◆ **Task description**:
Every line of the data that includes "JSON" should be copied out.

Data extracted from a collection:
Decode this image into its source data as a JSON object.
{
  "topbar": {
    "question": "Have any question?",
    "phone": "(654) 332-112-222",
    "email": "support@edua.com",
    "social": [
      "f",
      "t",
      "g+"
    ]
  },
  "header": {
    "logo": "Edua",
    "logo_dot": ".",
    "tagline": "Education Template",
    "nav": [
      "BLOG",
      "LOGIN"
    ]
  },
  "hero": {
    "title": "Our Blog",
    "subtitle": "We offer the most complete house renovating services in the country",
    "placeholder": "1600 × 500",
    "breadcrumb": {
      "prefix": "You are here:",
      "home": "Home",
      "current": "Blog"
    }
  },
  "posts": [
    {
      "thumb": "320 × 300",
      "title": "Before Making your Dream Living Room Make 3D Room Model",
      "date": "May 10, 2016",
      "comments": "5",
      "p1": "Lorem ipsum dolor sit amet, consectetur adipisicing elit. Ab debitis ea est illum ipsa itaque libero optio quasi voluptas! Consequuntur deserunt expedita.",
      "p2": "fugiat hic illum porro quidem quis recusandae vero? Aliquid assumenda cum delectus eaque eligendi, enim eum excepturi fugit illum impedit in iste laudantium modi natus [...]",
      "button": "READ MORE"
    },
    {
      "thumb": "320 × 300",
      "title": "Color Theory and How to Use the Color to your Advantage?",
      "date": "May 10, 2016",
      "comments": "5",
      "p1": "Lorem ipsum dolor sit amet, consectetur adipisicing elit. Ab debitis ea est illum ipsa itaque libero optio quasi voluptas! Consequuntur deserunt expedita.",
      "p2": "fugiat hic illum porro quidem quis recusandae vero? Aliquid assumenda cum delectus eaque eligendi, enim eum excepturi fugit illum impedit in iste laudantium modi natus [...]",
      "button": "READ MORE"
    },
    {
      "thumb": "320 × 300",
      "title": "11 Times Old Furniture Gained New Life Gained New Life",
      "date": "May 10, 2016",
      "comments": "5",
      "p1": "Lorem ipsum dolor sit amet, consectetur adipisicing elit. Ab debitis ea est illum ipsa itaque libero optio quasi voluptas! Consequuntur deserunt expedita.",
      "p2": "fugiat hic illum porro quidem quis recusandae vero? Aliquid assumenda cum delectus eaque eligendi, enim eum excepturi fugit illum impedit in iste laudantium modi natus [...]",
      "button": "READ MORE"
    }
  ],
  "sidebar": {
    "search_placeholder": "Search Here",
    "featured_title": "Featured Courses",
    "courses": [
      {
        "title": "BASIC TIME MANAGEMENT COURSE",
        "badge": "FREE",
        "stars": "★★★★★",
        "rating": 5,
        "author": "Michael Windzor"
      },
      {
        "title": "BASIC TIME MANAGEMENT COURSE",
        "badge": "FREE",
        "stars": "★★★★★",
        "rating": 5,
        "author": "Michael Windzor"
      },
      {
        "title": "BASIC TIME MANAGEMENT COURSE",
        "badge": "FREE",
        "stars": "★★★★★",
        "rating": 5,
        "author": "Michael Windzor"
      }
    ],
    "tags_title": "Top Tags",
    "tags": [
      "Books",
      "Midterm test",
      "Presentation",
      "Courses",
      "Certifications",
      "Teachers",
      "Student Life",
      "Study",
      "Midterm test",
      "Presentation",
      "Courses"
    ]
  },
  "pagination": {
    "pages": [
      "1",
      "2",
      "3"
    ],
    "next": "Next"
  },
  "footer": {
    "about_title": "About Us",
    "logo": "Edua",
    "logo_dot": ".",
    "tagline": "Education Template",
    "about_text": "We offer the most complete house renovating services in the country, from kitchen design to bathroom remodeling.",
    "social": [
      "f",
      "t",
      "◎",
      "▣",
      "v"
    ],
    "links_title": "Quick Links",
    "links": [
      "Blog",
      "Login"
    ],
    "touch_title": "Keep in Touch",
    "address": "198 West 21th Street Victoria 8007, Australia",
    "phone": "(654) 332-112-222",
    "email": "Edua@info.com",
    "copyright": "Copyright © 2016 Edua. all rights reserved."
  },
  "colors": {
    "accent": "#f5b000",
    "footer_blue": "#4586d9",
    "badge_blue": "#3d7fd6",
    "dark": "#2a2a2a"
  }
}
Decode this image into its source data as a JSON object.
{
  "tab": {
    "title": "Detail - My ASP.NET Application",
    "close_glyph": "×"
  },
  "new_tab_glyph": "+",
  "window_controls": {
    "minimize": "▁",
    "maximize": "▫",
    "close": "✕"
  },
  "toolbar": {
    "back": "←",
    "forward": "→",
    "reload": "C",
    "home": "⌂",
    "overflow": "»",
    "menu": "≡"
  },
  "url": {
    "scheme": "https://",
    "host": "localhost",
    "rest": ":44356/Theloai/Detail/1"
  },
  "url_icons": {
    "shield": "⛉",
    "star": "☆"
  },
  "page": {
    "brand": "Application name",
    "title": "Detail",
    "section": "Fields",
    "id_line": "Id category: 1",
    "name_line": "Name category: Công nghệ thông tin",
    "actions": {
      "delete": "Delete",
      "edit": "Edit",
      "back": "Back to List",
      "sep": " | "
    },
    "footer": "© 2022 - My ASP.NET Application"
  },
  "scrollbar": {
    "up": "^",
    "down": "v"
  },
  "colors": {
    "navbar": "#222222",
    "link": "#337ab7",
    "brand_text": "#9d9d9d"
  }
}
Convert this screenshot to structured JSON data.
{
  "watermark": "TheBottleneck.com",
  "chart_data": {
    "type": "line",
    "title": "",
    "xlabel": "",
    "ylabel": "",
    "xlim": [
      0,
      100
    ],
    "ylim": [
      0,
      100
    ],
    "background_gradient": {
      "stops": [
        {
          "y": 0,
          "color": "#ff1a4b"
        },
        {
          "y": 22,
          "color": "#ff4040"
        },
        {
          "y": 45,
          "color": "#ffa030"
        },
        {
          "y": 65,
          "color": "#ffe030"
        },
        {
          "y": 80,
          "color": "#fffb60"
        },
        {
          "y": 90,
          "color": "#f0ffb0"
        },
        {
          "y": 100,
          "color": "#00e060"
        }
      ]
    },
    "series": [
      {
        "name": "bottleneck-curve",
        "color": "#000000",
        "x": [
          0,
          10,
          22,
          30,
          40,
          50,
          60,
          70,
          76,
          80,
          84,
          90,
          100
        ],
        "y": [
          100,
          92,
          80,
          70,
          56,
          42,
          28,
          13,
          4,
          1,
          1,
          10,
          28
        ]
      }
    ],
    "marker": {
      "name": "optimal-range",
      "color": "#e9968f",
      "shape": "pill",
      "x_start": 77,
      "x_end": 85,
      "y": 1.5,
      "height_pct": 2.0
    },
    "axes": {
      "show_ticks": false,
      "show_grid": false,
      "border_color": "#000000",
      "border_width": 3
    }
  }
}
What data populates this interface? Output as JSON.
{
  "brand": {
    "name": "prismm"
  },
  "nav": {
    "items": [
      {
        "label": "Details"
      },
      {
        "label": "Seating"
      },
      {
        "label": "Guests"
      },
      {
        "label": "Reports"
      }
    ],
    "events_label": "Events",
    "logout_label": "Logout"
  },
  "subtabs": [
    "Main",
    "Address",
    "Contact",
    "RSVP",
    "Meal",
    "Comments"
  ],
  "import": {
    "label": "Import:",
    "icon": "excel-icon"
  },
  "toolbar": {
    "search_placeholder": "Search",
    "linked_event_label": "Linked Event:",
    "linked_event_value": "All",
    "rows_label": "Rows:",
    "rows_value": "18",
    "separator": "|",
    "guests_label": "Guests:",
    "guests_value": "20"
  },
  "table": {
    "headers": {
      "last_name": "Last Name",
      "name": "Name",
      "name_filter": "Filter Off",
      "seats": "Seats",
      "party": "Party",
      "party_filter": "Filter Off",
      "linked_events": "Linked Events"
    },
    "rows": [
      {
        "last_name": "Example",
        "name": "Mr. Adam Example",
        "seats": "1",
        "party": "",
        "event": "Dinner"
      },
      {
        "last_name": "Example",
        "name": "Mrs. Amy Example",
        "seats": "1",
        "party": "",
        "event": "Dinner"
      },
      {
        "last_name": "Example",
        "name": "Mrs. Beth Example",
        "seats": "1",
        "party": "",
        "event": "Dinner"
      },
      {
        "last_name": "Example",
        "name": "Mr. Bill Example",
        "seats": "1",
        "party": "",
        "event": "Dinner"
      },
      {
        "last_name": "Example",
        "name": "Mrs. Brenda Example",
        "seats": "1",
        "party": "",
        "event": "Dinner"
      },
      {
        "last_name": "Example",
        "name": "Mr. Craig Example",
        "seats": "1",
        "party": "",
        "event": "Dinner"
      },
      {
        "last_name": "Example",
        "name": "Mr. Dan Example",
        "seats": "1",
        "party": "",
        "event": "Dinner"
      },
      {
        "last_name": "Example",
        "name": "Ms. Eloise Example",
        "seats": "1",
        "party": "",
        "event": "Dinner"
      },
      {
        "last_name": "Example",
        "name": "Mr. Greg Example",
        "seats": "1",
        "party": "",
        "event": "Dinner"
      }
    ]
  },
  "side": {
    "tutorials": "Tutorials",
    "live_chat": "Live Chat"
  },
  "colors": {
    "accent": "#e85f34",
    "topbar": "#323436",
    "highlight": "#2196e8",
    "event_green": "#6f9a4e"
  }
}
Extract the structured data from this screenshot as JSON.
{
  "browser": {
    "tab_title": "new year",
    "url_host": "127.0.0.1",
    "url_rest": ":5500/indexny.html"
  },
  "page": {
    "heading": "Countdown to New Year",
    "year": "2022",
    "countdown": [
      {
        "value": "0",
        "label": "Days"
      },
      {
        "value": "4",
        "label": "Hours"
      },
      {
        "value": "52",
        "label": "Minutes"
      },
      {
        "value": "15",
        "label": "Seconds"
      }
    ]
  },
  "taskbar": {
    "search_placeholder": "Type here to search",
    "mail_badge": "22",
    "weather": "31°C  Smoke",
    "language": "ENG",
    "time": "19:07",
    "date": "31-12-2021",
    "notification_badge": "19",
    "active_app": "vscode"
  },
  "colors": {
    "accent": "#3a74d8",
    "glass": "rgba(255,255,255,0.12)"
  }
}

◆ **Solved exercise**:
Decode this image into its source data as a JSON object.
Decode this image into its source data as a JSON object.
Convert this screenshot to structured JSON data.
What data populates this interface? Output as JSON.
Extract the structured data from this screenshot as JSON.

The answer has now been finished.